WORK TO COMPLETE:
Give the entries again exactly; drop the pictures.

(Component data from apps and pages)
*** Begin section ***
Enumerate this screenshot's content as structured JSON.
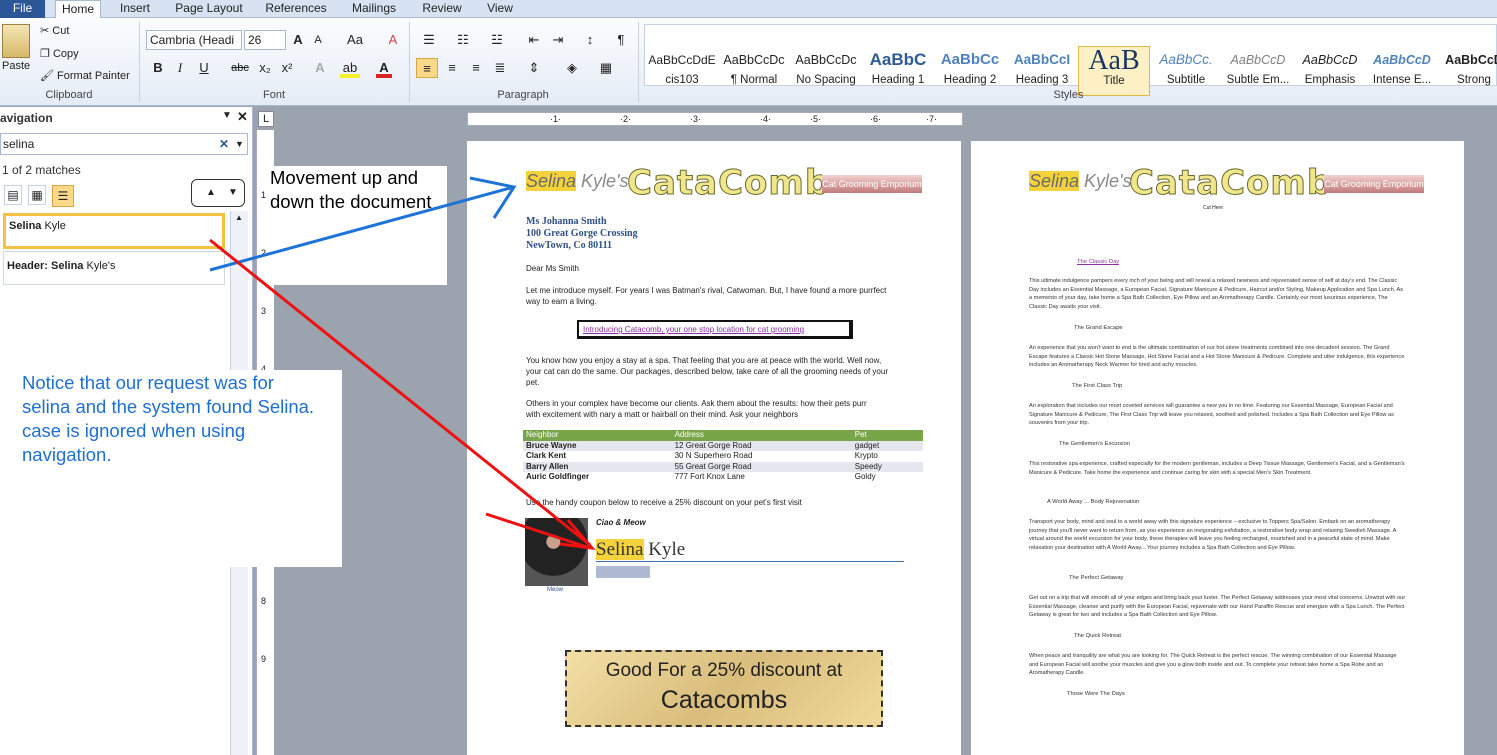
{
  "ribbon_tabs": [
    "File",
    "Home",
    "Insert",
    "Page Layout",
    "References",
    "Mailings",
    "Review",
    "View"
  ],
  "clipboard": {
    "paste": "Paste",
    "cut": "Cut",
    "copy": "Copy",
    "format_painter": "Format Painter",
    "group": "Clipboard"
  },
  "font": {
    "family": "Cambria (Headi",
    "size": "26",
    "group": "Font",
    "bold": "B",
    "italic": "I",
    "underline": "U",
    "strike": "abc",
    "sub": "x₂",
    "sup": "x²",
    "grow": "A",
    "shrink": "A",
    "change_case": "Aa",
    "clear": "A"
  },
  "paragraph": {
    "group": "Paragraph",
    "show_marks": "¶"
  },
  "styles": {
    "group": "Styles",
    "items": [
      {
        "preview": "AaBbCcDdE",
        "name": "cis103"
      },
      {
        "preview": "AaBbCcDc",
        "name": "¶ Normal"
      },
      {
        "preview": "AaBbCcDc",
        "name": "No Spacing"
      },
      {
        "preview": "AaBbC",
        "name": "Heading 1"
      },
      {
        "preview": "AaBbCc",
        "name": "Heading 2"
      },
      {
        "preview": "AaBbCcI",
        "name": "Heading 3"
      },
      {
        "preview": "AaB",
        "name": "Title"
      },
      {
        "preview": "AaBbCc.",
        "name": "Subtitle"
      },
      {
        "preview": "AaBbCcD",
        "name": "Subtle Em..."
      },
      {
        "preview": "AaBbCcD",
        "name": "Emphasis"
      },
      {
        "preview": "AaBbCcD",
        "name": "Intense E..."
      },
      {
        "preview": "AaBbCcD",
        "name": "Strong"
      }
    ]
  },
  "navigation": {
    "title": "avigation",
    "search_value": "selina",
    "match_count": "1 of 2 matches",
    "results": [
      {
        "bold": "Selina",
        "rest": " Kyle"
      },
      {
        "bold": "Header: Selina",
        "rest": " Kyle's"
      }
    ]
  },
  "annotations": {
    "movement": "Movement up and down the document",
    "notice": "Notice that our request was for selina and the system found Selina. case is ignored when using navigation."
  },
  "page1": {
    "header_hl": "Selina",
    "header_rest": " Kyle's",
    "logo": "CataComb",
    "tagline": "Cat Grooming Emporium",
    "address": [
      "Ms Johanna  Smith",
      "100 Great Gorge Crossing",
      "NewTown, Co 80111"
    ],
    "salutation": "Dear Ms Smith",
    "intro": "Let me introduce myself. For years I was Batman's rival, Catwoman. But, I have found a more purrfect way to earn a living.",
    "banner": "Introducing Catacomb, your one stop location for cat grooming",
    "para2": "You know how you enjoy a stay at a spa. That feeling that you are at peace with the world. Well now, your cat can do the same. Our packages, described below, take care of all the grooming needs of your pet.",
    "para3": "Others in your complex have become our clients. Ask them about the results: how their pets purr with excitement with nary a matt or hairball on their mind. Ask your neighbors",
    "table_headers": [
      "Neighbor",
      "Address",
      "Pet"
    ],
    "table_rows": [
      [
        "Bruce Wayne",
        "12 Great Gorge Road",
        "gadget"
      ],
      [
        "Clark Kent",
        "30 N Superhero Road",
        "Krypto"
      ],
      [
        "Barry Allen",
        "55 Great Gorge Road",
        "Speedy"
      ],
      [
        "Auric Goldfinger",
        "777 Fort Knox Lane",
        "Goldy"
      ]
    ],
    "coupon_line": "Use the handy coupon below to receive a 25% discount on your pet's first visit",
    "closing": "Ciao & Meow",
    "sig_hl": "Selina",
    "sig_rest": " Kyle",
    "photo_caption": "Meow",
    "coupon1": "Good For a 25% discount at",
    "coupon2": "Catacombs"
  },
  "page2": {
    "header_hl": "Selina",
    "header_rest": " Kyle's",
    "logo": "CataComb",
    "tagline": "Cat Grooming Emporium",
    "cut_here": "Cut Here",
    "classic_title": "The Classic Day",
    "classic": "This ultimate indulgence pampers every inch of your being and will reveal a relaxed newness and rejuvenated sense of self at day's end. The Classic Day includes an Essential Massage, a European Facial, Signature Manicure & Pedicure, Haircut and/or Styling, Makeup Application and Spa Lunch. As a memento of your day, take home a Spa Bath Collection, Eye Pillow and an Aromatherapy Candle. Certainly our most luxurious experience, The Classic Day awaits your visit.",
    "escape_title": "The Grand Escape",
    "escape": "An experience that you won't want to end is the ultimate combination of our hot stone treatments combined into one decadent session. The Grand Escape features a Classic Hot Stone Massage, Hot Stone Facial and a Hot Stone Manicure & Pedicure. Complete and utter indulgence, this experience includes an Aromatherapy Neck Warmer for tired and achy muscles.",
    "first_title": "The First Class Trip",
    "first": "An exploration that includes our most coveted services will guarantee a new you in no time. Featuring our Essential Massage, European Facial and Signature Manicure & Pedicure, The First Class Trip will leave you relaxed, soothed and polished. Includes a Spa Bath Collection and Eye Pillow as souvenirs from your trip.",
    "gent_title": "The Gentlemen's Excursion",
    "gent": "This restorative spa experience, crafted especially for the modern gentleman, includes a Deep Tissue Massage, Gentlemen's Facial, and a Gentleman's Manicure & Pedicure. Take home the experience and continue caring for skin with a special Men's Skin Treatment.",
    "world_title": "A World Away ... Body Rejuvenation",
    "world": "Transport your body, mind and soul to a world away with this signature experience – exclusive to Toppers Spa/Salon. Embark on an aromatherapy journey that you'll never want to return from, as you experience an invigorating exfoliation, a restorative body wrap and relaxing Swedish Massage. A virtual around the world excursion for your body, these therapies will leave you feeling recharged, nourished and in a peaceful state of mind. Make relaxation your destination with A World Away... Your journey includes a Spa Bath Collection and Eye Pillow.",
    "getaway_title": "The Perfect Getaway",
    "getaway": "Get out on a trip that will smooth all of your edges and bring back your luster. The Perfect Getaway addresses your most vital concerns. Unwind with our Essential Massage, cleanse and purify with the European Facial, rejuvenate with our Hand Paraffin Rescue and energize with a Spa Lunch. The Perfect Getaway is great for two and includes a Spa Bath Collection and Eye Pillow.",
    "quick_title": "The Quick Retreat",
    "quick": "When peace and tranquility are what you are looking for, The Quick Retreat is the perfect rescue. The winning combination of our Essential Massage and European Facial will soothe your muscles and give you a glow both inside and out. To complete your retreat take home a Spa Robe and an Aromatherapy Candle.",
    "days_title": "Those Were The Days"
  }
}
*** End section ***
YOUR SOLUTION:
Enumerate this screenshot's content as structured JSON.
{
  "ribbon_tabs": [
    "File",
    "Home",
    "Insert",
    "Page Layout",
    "References",
    "Mailings",
    "Review",
    "View"
  ],
  "clipboard": {
    "paste": "Paste",
    "cut": "Cut",
    "copy": "Copy",
    "format_painter": "Format Painter",
    "group": "Clipboard"
  },
  "font": {
    "family": "Cambria (Headi",
    "size": "26",
    "group": "Font",
    "bold": "B",
    "italic": "I",
    "underline": "U",
    "strike": "abc",
    "sub": "x₂",
    "sup": "x²",
    "grow": "A",
    "shrink": "A",
    "change_case": "Aa",
    "clear": "A"
  },
  "paragraph": {
    "group": "Paragraph",
    "show_marks": "¶"
  },
  "styles": {
    "group": "Styles",
    "items": [
      {
        "preview": "AaBbCcDdE",
        "name": "cis103"
      },
      {
        "preview": "AaBbCcDc",
        "name": "¶ Normal"
      },
      {
        "preview": "AaBbCcDc",
        "name": "No Spacing"
      },
      {
        "preview": "AaBbC",
        "name": "Heading 1"
      },
      {
        "preview": "AaBbCc",
        "name": "Heading 2"
      },
      {
        "preview": "AaBbCcI",
        "name": "Heading 3"
      },
      {
        "preview": "AaB",
        "name": "Title"
      },
      {
        "preview": "AaBbCc.",
        "name": "Subtitle"
      },
      {
        "preview": "AaBbCcD",
        "name": "Subtle Em..."
      },
      {
        "preview": "AaBbCcD",
        "name": "Emphasis"
      },
      {
        "preview": "AaBbCcD",
        "name": "Intense E..."
      },
      {
        "preview": "AaBbCcD",
        "name": "Strong"
      }
    ]
  },
  "navigation": {
    "title": "avigation",
    "search_value": "selina",
    "match_count": "1 of 2 matches",
    "results": [
      {
        "bold": "Selina",
        "rest": " Kyle"
      },
      {
        "bold": "Header: Selina",
        "rest": " Kyle's"
      }
    ]
  },
  "annotations": {
    "movement": "Movement up and down the document",
    "notice": "Notice that our request was for selina and the system found Selina. case is ignored when using navigation."
  },
  "page1": {
    "header_hl": "Selina",
    "header_rest": " Kyle's",
    "logo": "CataComb",
    "tagline": "Cat Grooming Emporium",
    "address": [
      "Ms Johanna  Smith",
      "100 Great Gorge Crossing",
      "NewTown, Co 80111"
    ],
    "salutation": "Dear Ms Smith",
    "intro": "Let me introduce myself. For years I was Batman's rival, Catwoman. But, I have found a more purrfect way to earn a living.",
    "banner": "Introducing Catacomb, your one stop location for cat grooming",
    "para2": "You know how you enjoy a stay at a spa. That feeling that you are at peace with the world. Well now, your cat can do the same. Our packages, described below, take care of all the grooming needs of your pet.",
    "para3": "Others in your complex have become our clients. Ask them about the results: how their pets purr with excitement with nary a matt or hairball on their mind. Ask your neighbors",
    "table_headers": [
      "Neighbor",
      "Address",
      "Pet"
    ],
    "table_rows": [
      [
        "Bruce Wayne",
        "12 Great Gorge Road",
        "gadget"
      ],
      [
        "Clark Kent",
        "30 N Superhero Road",
        "Krypto"
      ],
      [
        "Barry Allen",
        "55 Great Gorge Road",
        "Speedy"
      ],
      [
        "Auric Goldfinger",
        "777 Fort Knox Lane",
        "Goldy"
      ]
    ],
    "coupon_line": "Use the handy coupon below to receive a 25% discount on your pet's first visit",
    "closing": "Ciao & Meow",
    "sig_hl": "Selina",
    "sig_rest": " Kyle",
    "photo_caption": "Meow",
    "coupon1": "Good For a 25% discount at",
    "coupon2": "Catacombs"
  },
  "page2": {
    "header_hl": "Selina",
    "header_rest": " Kyle's",
    "logo": "CataComb",
    "tagline": "Cat Grooming Emporium",
    "cut_here": "Cut Here",
    "classic_title": "The Classic Day",
    "classic": "This ultimate indulgence pampers every inch of your being and will reveal a relaxed newness and rejuvenated sense of self at day's end. The Classic Day includes an Essential Massage, a European Facial, Signature Manicure & Pedicure, Haircut and/or Styling, Makeup Application and Spa Lunch. As a memento of your day, take home a Spa Bath Collection, Eye Pillow and an Aromatherapy Candle. Certainly our most luxurious experience, The Classic Day awaits your visit.",
    "escape_title": "The Grand Escape",
    "escape": "An experience that you won't want to end is the ultimate combination of our hot stone treatments combined into one decadent session. The Grand Escape features a Classic Hot Stone Massage, Hot Stone Facial and a Hot Stone Manicure & Pedicure. Complete and utter indulgence, this experience includes an Aromatherapy Neck Warmer for tired and achy muscles.",
    "first_title": "The First Class Trip",
    "first": "An exploration that includes our most coveted services will guarantee a new you in no time. Featuring our Essential Massage, European Facial and Signature Manicure & Pedicure, The First Class Trip will leave you relaxed, soothed and polished. Includes a Spa Bath Collection and Eye Pillow as souvenirs from your trip.",
    "gent_title": "The Gentlemen's Excursion",
    "gent": "This restorative spa experience, crafted especially for the modern gentleman, includes a Deep Tissue Massage, Gentlemen's Facial, and a Gentleman's Manicure & Pedicure. Take home the experience and continue caring for skin with a special Men's Skin Treatment.",
    "world_title": "A World Away ... Body Rejuvenation",
    "world": "Transport your body, mind and soul to a world away with this signature experience – exclusive to Toppers Spa/Salon. Embark on an aromatherapy journey that you'll never want to return from, as you experience an invigorating exfoliation, a restorative body wrap and relaxing Swedish Massage. A virtual around the world excursion for your body, these therapies will leave you feeling recharged, nourished and in a peaceful state of mind. Make relaxation your destination with A World Away... Your journey includes a Spa Bath Collection and Eye Pillow.",
    "getaway_title": "The Perfect Getaway",
    "getaway": "Get out on a trip that will smooth all of your edges and bring back your luster. The Perfect Getaway addresses your most vital concerns. Unwind with our Essential Massage, cleanse and purify with the European Facial, rejuvenate with our Hand Paraffin Rescue and energize with a Spa Lunch. The Perfect Getaway is great for two and includes a Spa Bath Collection and Eye Pillow.",
    "quick_title": "The Quick Retreat",
    "quick": "When peace and tranquility are what you are looking for, The Quick Retreat is the perfect rescue. The winning combination of our Essential Massage and European Facial will soothe your muscles and give you a glow both inside and out. To complete your retreat take home a Spa Robe and an Aromatherapy Candle.",
    "days_title": "Those Were The Days"
  }
}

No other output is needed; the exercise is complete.